Baby bore…baby BOAR! Geddit? Oh, never mind…

When my BFF had her eldest child, 4 and a half years ago, I remember something she said to me as though it were yesterday. She said “Bernard and I are not going to become too ‘baby-centric’ once this one is born” (Her OH isn’t actually called Bernard but, you know, I’m respecting their privacy, yo). Anyway, I distinctly remember thinking “Yeah, good luck with that…”, because that’s what happens, isn’t it? Once the baby comes along, that’s ALL you ever get to talk about until roughly the age that they start to grow facial hair.

Okay, so that’s a slight exaggeration, but the problem is, it creates a monster. I’m so used to expecting people to ask me about the baby that I pre-emptively answer non-baby questions with massively baby-centric answers. No longer is “How are you?” responded to with a simple “Fine, thanks”. Now, my answer usually contains a run-down of how many hours sleep BB has allowed me to have the night before, or whether or not she’s had a 4 hour screaming episode in the last 24 hours.

So bogged down have I become, that I forget that I’m a person in my own right, away from the adorable miniature human who I had removed from me a couple of months ago. And, I mean, it’s normal – when your (almost) every waking moment is consumed with keeping another being alive, it’s going to affect the way you think.

But, and I’m sorry if I’m letting down the Mummy Sisterhood by saying this, it’s really boring, isn’t it? Perhaps it’s ‘second child syndrome’ because when Sausage was born I could wax lyrical for HOURS about which brand of nappy was best, or the best way to solve constipation. This time, however, it’s not such a novelty. Don’t get me wrong, BB is TOTALLY a novelty (when she isn’t screaming…) and I’m just as in love with her as I was with Sausage when she was born. It’s just all the other crap that I’m bored with.

It goes without saying that I adore my kids, “more than anything in all of the universes” as I tell them (and yes, I do mean plural – we’re multiverse theorists in this house), but does that mean I want to talk about them in EVERY. SINGLE. CONVERSATION? No, it does not. I’m perfectly happy to talk to friends and family about the kids when they ask, but when every random stranger in the street is asking me about them too? It gets really tiresome. Sometimes, I get to the end of the day and I feel like every single conversation I’ve had that day has been baby-related. When is someone going to talk to me about something else?!
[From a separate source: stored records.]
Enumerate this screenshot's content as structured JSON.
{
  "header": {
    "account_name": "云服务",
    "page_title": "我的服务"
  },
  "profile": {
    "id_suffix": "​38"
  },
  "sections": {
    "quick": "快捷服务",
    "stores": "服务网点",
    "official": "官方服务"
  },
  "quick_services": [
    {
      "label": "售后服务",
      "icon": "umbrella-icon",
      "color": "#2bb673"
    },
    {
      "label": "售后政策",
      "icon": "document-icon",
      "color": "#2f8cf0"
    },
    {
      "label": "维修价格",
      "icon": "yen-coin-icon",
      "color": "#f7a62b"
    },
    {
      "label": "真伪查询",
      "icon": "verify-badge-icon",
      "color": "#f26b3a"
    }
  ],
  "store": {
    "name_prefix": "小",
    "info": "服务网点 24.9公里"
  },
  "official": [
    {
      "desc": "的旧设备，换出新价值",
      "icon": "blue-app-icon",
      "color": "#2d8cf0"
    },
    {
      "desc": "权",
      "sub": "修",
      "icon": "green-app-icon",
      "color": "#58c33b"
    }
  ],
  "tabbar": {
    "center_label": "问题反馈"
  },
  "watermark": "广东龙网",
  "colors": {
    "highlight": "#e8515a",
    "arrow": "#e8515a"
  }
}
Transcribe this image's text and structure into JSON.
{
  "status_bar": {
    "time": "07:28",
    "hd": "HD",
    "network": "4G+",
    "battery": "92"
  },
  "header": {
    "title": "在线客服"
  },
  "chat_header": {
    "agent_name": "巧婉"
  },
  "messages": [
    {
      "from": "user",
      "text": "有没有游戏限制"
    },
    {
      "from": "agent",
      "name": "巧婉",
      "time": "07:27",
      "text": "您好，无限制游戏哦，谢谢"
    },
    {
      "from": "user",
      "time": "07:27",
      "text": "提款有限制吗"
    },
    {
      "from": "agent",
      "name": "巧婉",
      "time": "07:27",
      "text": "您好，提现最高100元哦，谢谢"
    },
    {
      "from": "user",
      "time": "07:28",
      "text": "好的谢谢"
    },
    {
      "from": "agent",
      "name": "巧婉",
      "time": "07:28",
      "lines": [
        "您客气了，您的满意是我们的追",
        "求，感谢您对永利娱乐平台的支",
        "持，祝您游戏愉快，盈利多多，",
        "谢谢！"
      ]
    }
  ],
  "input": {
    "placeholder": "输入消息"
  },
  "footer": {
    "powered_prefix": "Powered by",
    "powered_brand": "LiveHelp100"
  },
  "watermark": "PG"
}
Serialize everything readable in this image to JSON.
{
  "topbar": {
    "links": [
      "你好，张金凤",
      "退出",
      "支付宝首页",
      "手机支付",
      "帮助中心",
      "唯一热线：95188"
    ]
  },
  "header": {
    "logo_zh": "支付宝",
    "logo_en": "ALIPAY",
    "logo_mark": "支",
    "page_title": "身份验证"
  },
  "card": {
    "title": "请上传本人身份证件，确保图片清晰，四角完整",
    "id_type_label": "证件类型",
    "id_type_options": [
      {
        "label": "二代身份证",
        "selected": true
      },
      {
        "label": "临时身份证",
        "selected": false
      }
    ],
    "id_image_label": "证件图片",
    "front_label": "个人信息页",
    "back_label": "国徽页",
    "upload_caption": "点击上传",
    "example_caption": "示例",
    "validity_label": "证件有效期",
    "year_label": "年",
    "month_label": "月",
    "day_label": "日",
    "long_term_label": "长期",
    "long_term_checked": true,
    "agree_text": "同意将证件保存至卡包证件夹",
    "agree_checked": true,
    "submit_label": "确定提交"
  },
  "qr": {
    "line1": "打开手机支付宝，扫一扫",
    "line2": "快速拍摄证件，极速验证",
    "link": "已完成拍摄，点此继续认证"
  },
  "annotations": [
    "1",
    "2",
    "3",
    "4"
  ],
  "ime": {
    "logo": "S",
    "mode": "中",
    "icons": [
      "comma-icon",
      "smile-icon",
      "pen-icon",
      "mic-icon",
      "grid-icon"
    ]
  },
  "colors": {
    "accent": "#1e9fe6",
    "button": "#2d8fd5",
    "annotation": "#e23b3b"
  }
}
People mean well, I get it, and it’s nice, it really is. But it’s turning me into a baby bore, so I’ve devised a list of tips to live by:

1. If someone says “How are you?” DO NOT reply with the phrase “I’d be a lot better if the baby slept more/screamed less/didn’t need me to manually help them pass the poo from their body because they’re constipated”

2. If you can, try to take at least five minutes a day to look at a newspaper or watch something current-affairsy on TV so that when you hear someone talking about the situation in Syria your only thought isn’t that it must be something to do with a massive rise in the price of nappies.

3. When you look in the mirror, try not to focus on the eye-bags and saggy, deflated tummy, or anything else that reminds you that you’re a Mum. Try to think about the bits you like…or the bits your other half likes!

4. If you get a chance, listen to some grown-up music. You may secretly quite like the Frozen soundtrack or the music from Rastamouse, but there’s nothing quite like the Wu Tang Clan to remind you that you’re an adult in your own right, away from being a mother.

5. If all else fails, walk around the supermarket in headphones. There’s no clearer “I don’t want to chat to you” sign than that and it should repel every well-meaning octogenarian within a 5 mile radius.